> [Try it] An exact copy of the data is required; the images should not appear in it.

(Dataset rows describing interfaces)
↓

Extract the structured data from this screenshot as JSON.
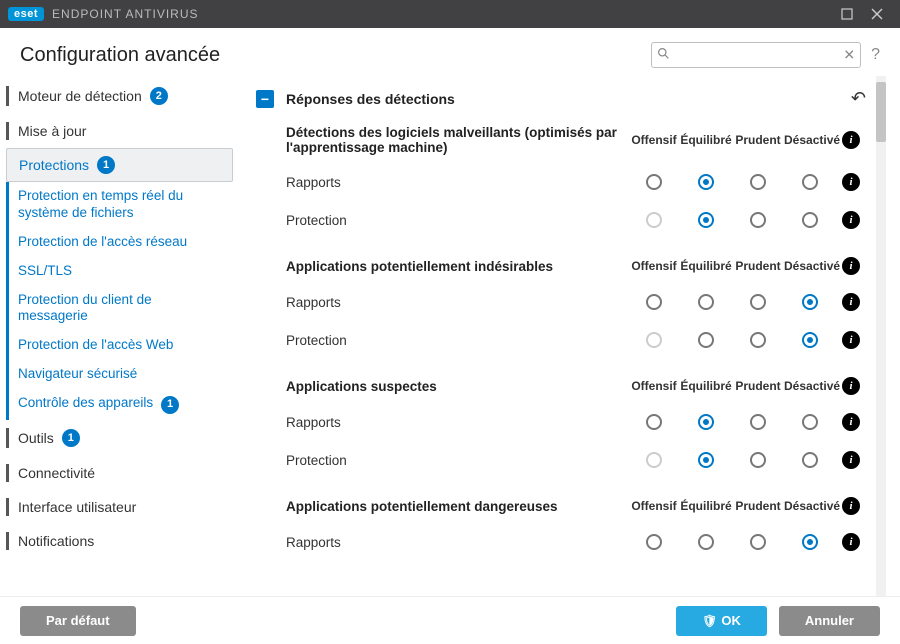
{
  "brand": {
    "logo": "eset",
    "product": "ENDPOINT ANTIVIRUS"
  },
  "header": {
    "title": "Configuration avancée"
  },
  "search": {
    "placeholder": ""
  },
  "sidebar": {
    "items": [
      {
        "label": "Moteur de détection",
        "badge": "2"
      },
      {
        "label": "Mise à jour"
      },
      {
        "label": "Protections",
        "badge": "1",
        "active": true,
        "children": [
          {
            "label": "Protection en temps réel du système de fichiers"
          },
          {
            "label": "Protection de l'accès réseau"
          },
          {
            "label": "SSL/TLS"
          },
          {
            "label": "Protection du client de messagerie"
          },
          {
            "label": "Protection de l'accès Web"
          },
          {
            "label": "Navigateur sécurisé"
          },
          {
            "label": "Contrôle des appareils",
            "badge": "1"
          }
        ]
      },
      {
        "label": "Outils",
        "badge": "1"
      },
      {
        "label": "Connectivité"
      },
      {
        "label": "Interface utilisateur"
      },
      {
        "label": "Notifications"
      }
    ]
  },
  "section": {
    "title": "Réponses des détections"
  },
  "columns": {
    "c1": "Offensif",
    "c2": "Équilibré",
    "c3": "Prudent",
    "c4": "Désactivé"
  },
  "groups": [
    {
      "title": "Détections des logiciels malveillants (optimisés par l'apprentissage machine)",
      "rows": [
        {
          "label": "Rapports",
          "sel": 1,
          "disabled": []
        },
        {
          "label": "Protection",
          "sel": 1,
          "disabled": [
            0
          ]
        }
      ]
    },
    {
      "title": "Applications potentiellement indésirables",
      "rows": [
        {
          "label": "Rapports",
          "sel": 3,
          "disabled": []
        },
        {
          "label": "Protection",
          "sel": 3,
          "disabled": [
            0
          ]
        }
      ]
    },
    {
      "title": "Applications suspectes",
      "rows": [
        {
          "label": "Rapports",
          "sel": 1,
          "disabled": []
        },
        {
          "label": "Protection",
          "sel": 1,
          "disabled": [
            0
          ]
        }
      ]
    },
    {
      "title": "Applications potentiellement dangereuses",
      "rows": [
        {
          "label": "Rapports",
          "sel": 3,
          "disabled": []
        }
      ]
    }
  ],
  "footer": {
    "default": "Par défaut",
    "ok": "OK",
    "cancel": "Annuler"
  }
}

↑

> [Solution for this exercise]
Extract the structured data from this screenshot as JSON.
{
  "brand": {
    "logo": "eset",
    "product": "ENDPOINT ANTIVIRUS"
  },
  "header": {
    "title": "Configuration avancée"
  },
  "search": {
    "placeholder": ""
  },
  "sidebar": {
    "items": [
      {
        "label": "Moteur de détection",
        "badge": "2"
      },
      {
        "label": "Mise à jour"
      },
      {
        "label": "Protections",
        "badge": "1",
        "active": true,
        "children": [
          {
            "label": "Protection en temps réel du système de fichiers"
          },
          {
            "label": "Protection de l'accès réseau"
          },
          {
            "label": "SSL/TLS"
          },
          {
            "label": "Protection du client de messagerie"
          },
          {
            "label": "Protection de l'accès Web"
          },
          {
            "label": "Navigateur sécurisé"
          },
          {
            "label": "Contrôle des appareils",
            "badge": "1"
          }
        ]
      },
      {
        "label": "Outils",
        "badge": "1"
      },
      {
        "label": "Connectivité"
      },
      {
        "label": "Interface utilisateur"
      },
      {
        "label": "Notifications"
      }
    ]
  },
  "section": {
    "title": "Réponses des détections"
  },
  "columns": {
    "c1": "Offensif",
    "c2": "Équilibré",
    "c3": "Prudent",
    "c4": "Désactivé"
  },
  "groups": [
    {
      "title": "Détections des logiciels malveillants (optimisés par l'apprentissage machine)",
      "rows": [
        {
          "label": "Rapports",
          "sel": 1,
          "disabled": []
        },
        {
          "label": "Protection",
          "sel": 1,
          "disabled": [
            0
          ]
        }
      ]
    },
    {
      "title": "Applications potentiellement indésirables",
      "rows": [
        {
          "label": "Rapports",
          "sel": 3,
          "disabled": []
        },
        {
          "label": "Protection",
          "sel": 3,
          "disabled": [
            0
          ]
        }
      ]
    },
    {
      "title": "Applications suspectes",
      "rows": [
        {
          "label": "Rapports",
          "sel": 1,
          "disabled": []
        },
        {
          "label": "Protection",
          "sel": 1,
          "disabled": [
            0
          ]
        }
      ]
    },
    {
      "title": "Applications potentiellement dangereuses",
      "rows": [
        {
          "label": "Rapports",
          "sel": 3,
          "disabled": []
        }
      ]
    }
  ],
  "footer": {
    "default": "Par défaut",
    "ok": "OK",
    "cancel": "Annuler"
  }
}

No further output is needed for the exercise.